- The court questioned whether a virus qualifies as a toxic substance or agent (the terms used in the statute authorizing the agency to issue an ETS), since the virus circulates among the general population, isn’t limited to specific workplaces, and affects people differently (ranging from mild to catastrophic symptoms).
- The court said OSHA’s ETS is both overinclusive (by covering all industries and types of workplaces, regardless of the level of the hazard from COVID-19) and underinclusive (by leaving out workplaces with 99 or fewer workers, failing to prevent vaccinated employees from spreading the virus, and failing to prevent unvaccinated employees from spreading it between tests).
- The court felt the agency’s lack of urgency in issuing the ETS cut against its position that COVID-19 poses a workplace emergency. Under the Trump administration, OSHA determined in June 2020 (in response to a lawsuit) that it wasn’t necessary to issue a regulation. Under the Biden administration, OSHA finally published the ETS on November 5, 2021, but even then it wasn’t scheduled to fully take effect until January 4, 2022.
- The court also thought the agency failed to adequately explain its change in position. OSHA had previously said that issuing a general ETS could be counterproductive, enshrining protections in a regulation that later (as we learn more about COVID-19) turn out to be ineffective. At that time, OSHA had said that it was more effective to require employers to reduce or eliminate the hazard at their specific workplaces via compliance with the general duty clause.

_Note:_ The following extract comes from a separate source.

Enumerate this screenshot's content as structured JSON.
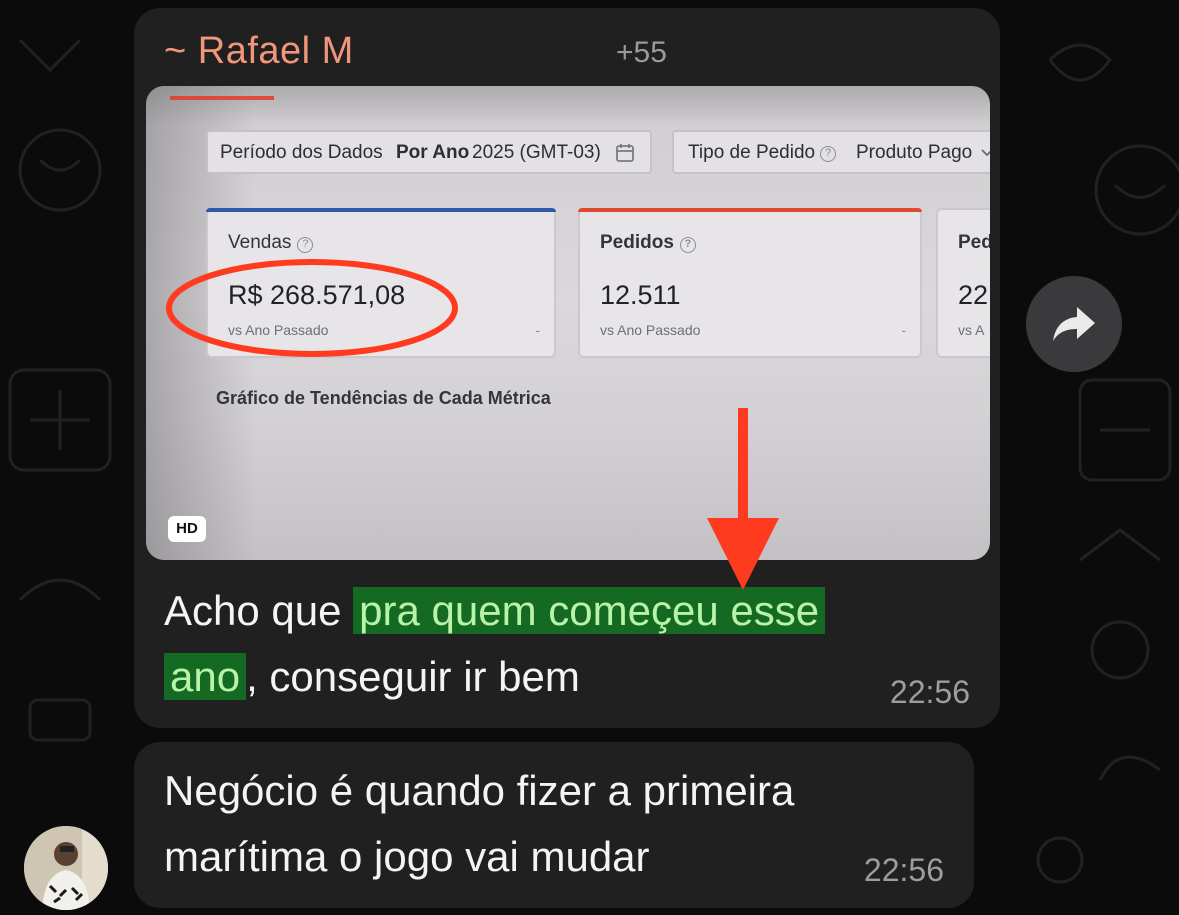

- The court said when Congress wrote the Occupational Safety and Health Act, it delegated to federal OSHA the ability to establish workplace safety regulations, but the vaccine mandate goes far beyond that authorization. The court said the ETS “derives its authority from an old statute employed in a novel manner, imposes nearly $3 billion in compliance costs, involves broad medical considerations that lie outside of OSHA’s core competencies, and purports to definitively resolve one of today’s most hotly debated political issues.”
- Even if Congress were to authorize OSHA to issue a vaccine mandate, the court questioned whether this would usurp the “police power” reserved to the states under the U.S. Constitution. This is the governmental power of the states to regulate behavior and enforce order within their borders.
Tips: While we wait for a final decision on OSHA’s ETS, covered employers can take basic steps, such as conducting a vaccination poll, to get a head start on compliance in case the ETS goes into effect or any states adopt similar rules. We’ll report on these recommendations in our November 18, 2021, newsletter.
Even if federal OSHA’s rule is eventually struck down, that may not stop a state safety and health agency from proceeding with its own vaccine mandate. States that have their own safety and health agencies, such as Arizona, California, Oregon, and Washington, have 30 days from the date OSHA issues an ETS to either accept OSHA’s rules or devise their own rules, which must be at least as protective as the federal standard. This timeline is up in the air now that OSHA’s ETS has been stayed by the Fifth Circuit. It’s possible (even likely) that these state safety and health agencies will wait to see what happens with the federal OSHA rule before taking any action. Vigilant will keep members posted on any significant developments with the OSHA ETS or state rulemaking on COVID-19 vaccination requirements.